WX9109 COLQUHUON, Alexander John (Alex) b. 1906 Midland Junction to Robert and Mary Ann Colquhuon. Enlisted AIF 30 Oct 1940, joined 2/4th’s ‘C’ Company. As a POW in Singapore, Alex was selected to work Burma end of Burma-Thai Railway with ‘A’ Force Burma, Green Force No. 3 Battalion. In 1944 Alex was selected to work in Japan and lost his life aged 38 years when ‘Rakuyo’ Maru POW transport ship, was torpedoed by American submarines South China Sea Sep 1944.
Alex Colquhuon’s name is inscribed on the Mundaring WW2 Memorial.
Alex’s two brothers Bill (W.F. Coloquhuon) and Harry also enlisted. Bill who was father to two children, died New Guinea.
WX10802 OUTTRIM, Noel James b. 1920 Ravensthorpe to
Edwin Kingston and Annie Florence Outtrim. Enlisted AIF 15 Jan 1941. Later joined 2/4th’s ‘B’ Company as a Rangetaker. Selected with ‘D’ Force Thailand departing Singapore by train in March 1943 – joined Captain Fred Harris Party working around Hellfire Pass Cutting. Died aged 24 years of Cerebral Malaria at Kinsaiyok Camp,Thailand 22 Nov 1944.
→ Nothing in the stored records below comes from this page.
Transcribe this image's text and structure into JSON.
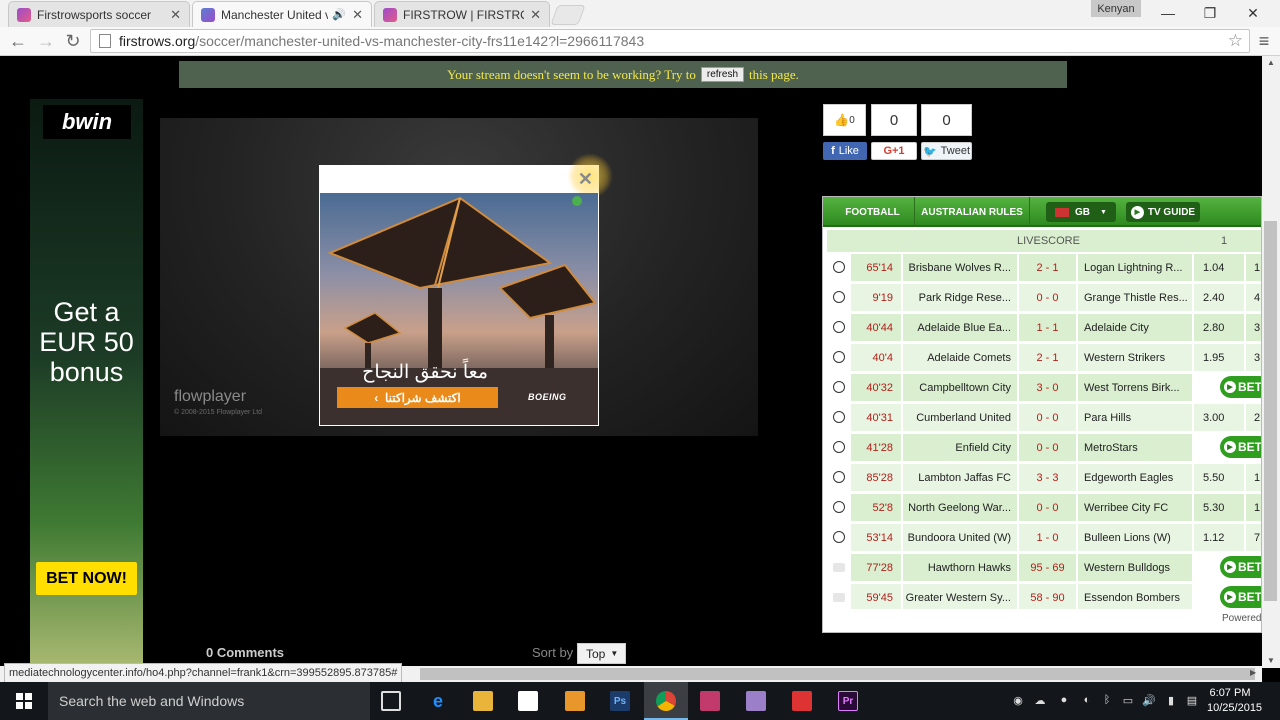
{
  "browser": {
    "tabs": [
      {
        "label": "Firstrowsports soccer",
        "active": false
      },
      {
        "label": "Manchester United vs M",
        "active": true,
        "audio": "speaker-icon"
      },
      {
        "label": "FIRSTROW | FIRSTROWSPO",
        "active": false
      }
    ],
    "user_badge": "Kenyan",
    "url_host": "firstrows.org",
    "url_path": "/soccer/manchester-united-vs-manchester-city-frs11e142?l=2966117843",
    "status_url": "mediatechnologycenter.info/ho4.php?channel=frank1&crn=399552895.873785#"
  },
  "notice": {
    "before": "Your stream doesn't seem to be working? Try to",
    "button": "refresh",
    "after": "this page."
  },
  "left_ad": {
    "brand": "bwin",
    "line1": "Get a",
    "line2": "EUR 50",
    "line3": "bonus",
    "cta": "BET NOW!"
  },
  "player": {
    "logo": "flowplayer",
    "copyright": "© 2008-2015 Flowplayer Ltd",
    "ad_headline": "معاً نحقق النجاح",
    "ad_button": "اكتشف شراكتنا",
    "ad_brand": "BOEING"
  },
  "social": {
    "like_count": "0",
    "gplus_count": "0",
    "tweet_count": "0",
    "like_label": "Like",
    "gplus_label": "G+1",
    "tweet_label": "Tweet"
  },
  "widget": {
    "tabs": {
      "football": "FOOTBALL",
      "australian": "AUSTRALIAN RULES",
      "region": "GB",
      "tv": "TV GUIDE"
    },
    "header": "LIVESCORE",
    "header_col": "1",
    "bet_label": "BET",
    "footer": "Powered",
    "matches": [
      {
        "time": "65'14",
        "home": "Brisbane Wolves R...",
        "score": "2 - 1",
        "away": "Logan Lightning R...",
        "odd1": "1.04",
        "odd2": "1",
        "bet": false,
        "sport": "football"
      },
      {
        "time": "9'19",
        "home": "Park Ridge Rese...",
        "score": "0 - 0",
        "away": "Grange Thistle Res...",
        "odd1": "2.40",
        "odd2": "4",
        "bet": false,
        "sport": "football"
      },
      {
        "time": "40'44",
        "home": "Adelaide Blue Ea...",
        "score": "1 - 1",
        "away": "Adelaide City",
        "odd1": "2.80",
        "odd2": "3",
        "bet": false,
        "sport": "football"
      },
      {
        "time": "40'4",
        "home": "Adelaide Comets",
        "score": "2 - 1",
        "away": "Western Strikers",
        "odd1": "1.95",
        "odd2": "3",
        "bet": false,
        "sport": "football"
      },
      {
        "time": "40'32",
        "home": "Campbelltown City",
        "score": "3 - 0",
        "away": "West Torrens Birk...",
        "odd1": "",
        "odd2": "",
        "bet": true,
        "sport": "football"
      },
      {
        "time": "40'31",
        "home": "Cumberland United",
        "score": "0 - 0",
        "away": "Para Hills",
        "odd1": "3.00",
        "odd2": "2",
        "bet": false,
        "sport": "football"
      },
      {
        "time": "41'28",
        "home": "Enfield City",
        "score": "0 - 0",
        "away": "MetroStars",
        "odd1": "",
        "odd2": "",
        "bet": true,
        "sport": "football"
      },
      {
        "time": "85'28",
        "home": "Lambton Jaffas FC",
        "score": "3 - 3",
        "away": "Edgeworth Eagles",
        "odd1": "5.50",
        "odd2": "1",
        "bet": false,
        "sport": "football"
      },
      {
        "time": "52'8",
        "home": "North Geelong War...",
        "score": "0 - 0",
        "away": "Werribee City FC",
        "odd1": "5.30",
        "odd2": "1",
        "bet": false,
        "sport": "football"
      },
      {
        "time": "53'14",
        "home": "Bundoora United (W)",
        "score": "1 - 0",
        "away": "Bulleen Lions (W)",
        "odd1": "1.12",
        "odd2": "7",
        "bet": false,
        "sport": "football"
      },
      {
        "time": "77'28",
        "home": "Hawthorn Hawks",
        "score": "95 - 69",
        "away": "Western Bulldogs",
        "odd1": "",
        "odd2": "",
        "bet": true,
        "sport": "aussie"
      },
      {
        "time": "59'45",
        "home": "Greater Western Sy...",
        "score": "58 - 90",
        "away": "Essendon Bombers",
        "odd1": "",
        "odd2": "",
        "bet": true,
        "sport": "aussie"
      }
    ]
  },
  "comments": {
    "count": "0 Comments",
    "sort_label": "Sort by",
    "sort_value": "Top"
  },
  "taskbar": {
    "search_placeholder": "Search the web and Windows",
    "time": "6:07 PM",
    "date": "10/25/2015"
  }
}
Noel Outtrim’s name is inscribed on Mundaring WW2 Memorial.
10TH LIGHTHORSE MILITIA – ‘A’ SQUADRON was located at Mt. Helena, Waroona, Toodyay and Narrogin which Lt. Colin Cameron was one of the training officers.We believe believe many of these young men joined the Militia and was one of the reasons for enlisting 2/4th and joining ‘C’ Company. Please read further about 10th Light Horse Militia
WX3451 CAMERON, Colin Major (Promoted14 Feb 1942 on death of Lt-Col M.J. Anketell, CO 2/4th MGB)), b. 1900 Digby, Victoria. Enlisted 5 Dec 1940 joined ‘C’ Company Headquarters. Sent Burma end of Thai-Biurma Railway with ‘A’ Force Burma, Green Force No. 3 Btn.
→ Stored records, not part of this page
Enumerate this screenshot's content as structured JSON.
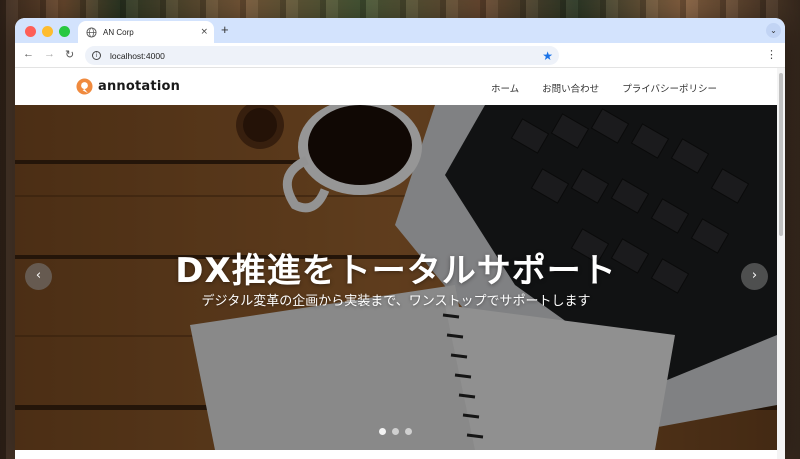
{
  "browser": {
    "tab_title": "AN Corp",
    "tab_close": "×",
    "new_tab": "+",
    "url": "localhost:4000",
    "tab_menu": "⌄",
    "kebab": "⋮"
  },
  "site": {
    "logo_text": "annotation",
    "nav": [
      "ホーム",
      "お問い合わせ",
      "プライバシーポリシー"
    ]
  },
  "hero": {
    "title": "DX推進をトータルサポート",
    "subtitle": "デジタル変革の企画から実装まで、ワンストップでサポートします",
    "prev_label": "‹",
    "next_label": "›",
    "slide_count": 3,
    "active_slide": 1
  },
  "colors": {
    "tabstrip": "#d3e3fd",
    "logo_accent": "#f08a3e",
    "star": "#1a73e8"
  }
}
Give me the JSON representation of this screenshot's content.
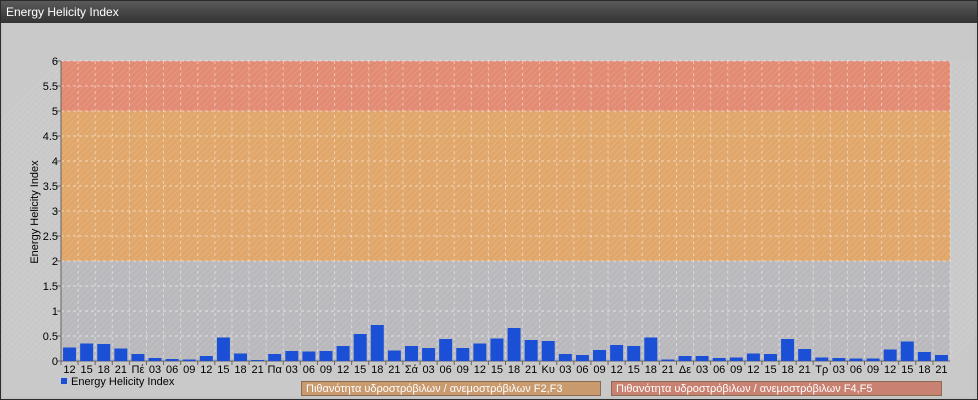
{
  "window": {
    "title": "Energy Helicity Index"
  },
  "legend": {
    "series_label": "Energy Helicity Index",
    "band_f2f3": "Πιθανότητα υδροστρόβιλων / ανεμοστρόβιλων F2,F3",
    "band_f4f5": "Πιθανότητα υδροστρόβιλων / ανεμοστρόβιλων F4,F5"
  },
  "colors": {
    "bar": "#1a4fd6",
    "band_low": "#b9b9bd",
    "band_mid": "#e0a66a",
    "band_high": "#e28a72",
    "legend_f2f3": "#c99a6e",
    "legend_f4f5": "#c98272"
  },
  "chart_data": {
    "type": "bar",
    "ylabel": "Energy Helicity Index",
    "ylim": [
      0,
      6
    ],
    "yticks": [
      "0",
      "0.5",
      "1",
      "1.5",
      "2",
      "2.5",
      "3",
      "3.5",
      "4",
      "4.5",
      "5",
      "5.5",
      "6"
    ],
    "bands": [
      {
        "from": 0,
        "to": 2,
        "color": "#b9b9bd"
      },
      {
        "from": 2,
        "to": 5,
        "color": "#e0a66a"
      },
      {
        "from": 5,
        "to": 6,
        "color": "#e28a72"
      }
    ],
    "categories": [
      "12",
      "15",
      "18",
      "21",
      "Πέ",
      "03",
      "06",
      "09",
      "12",
      "15",
      "18",
      "21",
      "Πα",
      "03",
      "06",
      "09",
      "12",
      "15",
      "18",
      "21",
      "Σά",
      "03",
      "06",
      "09",
      "12",
      "15",
      "18",
      "21",
      "Κυ",
      "03",
      "06",
      "09",
      "12",
      "15",
      "18",
      "21",
      "Δε",
      "03",
      "06",
      "09",
      "12",
      "15",
      "18",
      "21",
      "Τρ",
      "03",
      "06",
      "09",
      "12",
      "15",
      "18",
      "21"
    ],
    "series": [
      {
        "name": "Energy Helicity Index",
        "values": [
          0.27,
          0.35,
          0.34,
          0.25,
          0.14,
          0.06,
          0.04,
          0.03,
          0.1,
          0.47,
          0.15,
          0.02,
          0.14,
          0.2,
          0.19,
          0.2,
          0.3,
          0.54,
          0.72,
          0.21,
          0.3,
          0.26,
          0.44,
          0.26,
          0.35,
          0.45,
          0.66,
          0.42,
          0.4,
          0.14,
          0.12,
          0.22,
          0.32,
          0.3,
          0.47,
          0.03,
          0.1,
          0.1,
          0.06,
          0.07,
          0.15,
          0.14,
          0.44,
          0.24,
          0.07,
          0.06,
          0.05,
          0.05,
          0.23,
          0.39,
          0.18,
          0.12
        ]
      }
    ],
    "grid": true
  }
}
Served WW1 Trooper 3rd Camel Regiment, 8th & 4th Australian Light Horse Regiment. Was on regimental strength when well-known mounted charge took place at Beersheba 31 Oct 1917 against fortified Turkish position.
Cameron was wounded in action (unknown date) receiving bullet in base of his spine.
After WW1 Cameron served as Captain with 10th Light Horse Regiment before resigning his commission to enlist 2nd AIF with 2/16th Battalion. Attended NCO School Randwick, NSW but unable to continue due to WW1 injury. Rejoined 10th Australian Light Horse Regiment before enlisting a second time with 2nd AIF when he became member of 2/4th MGB.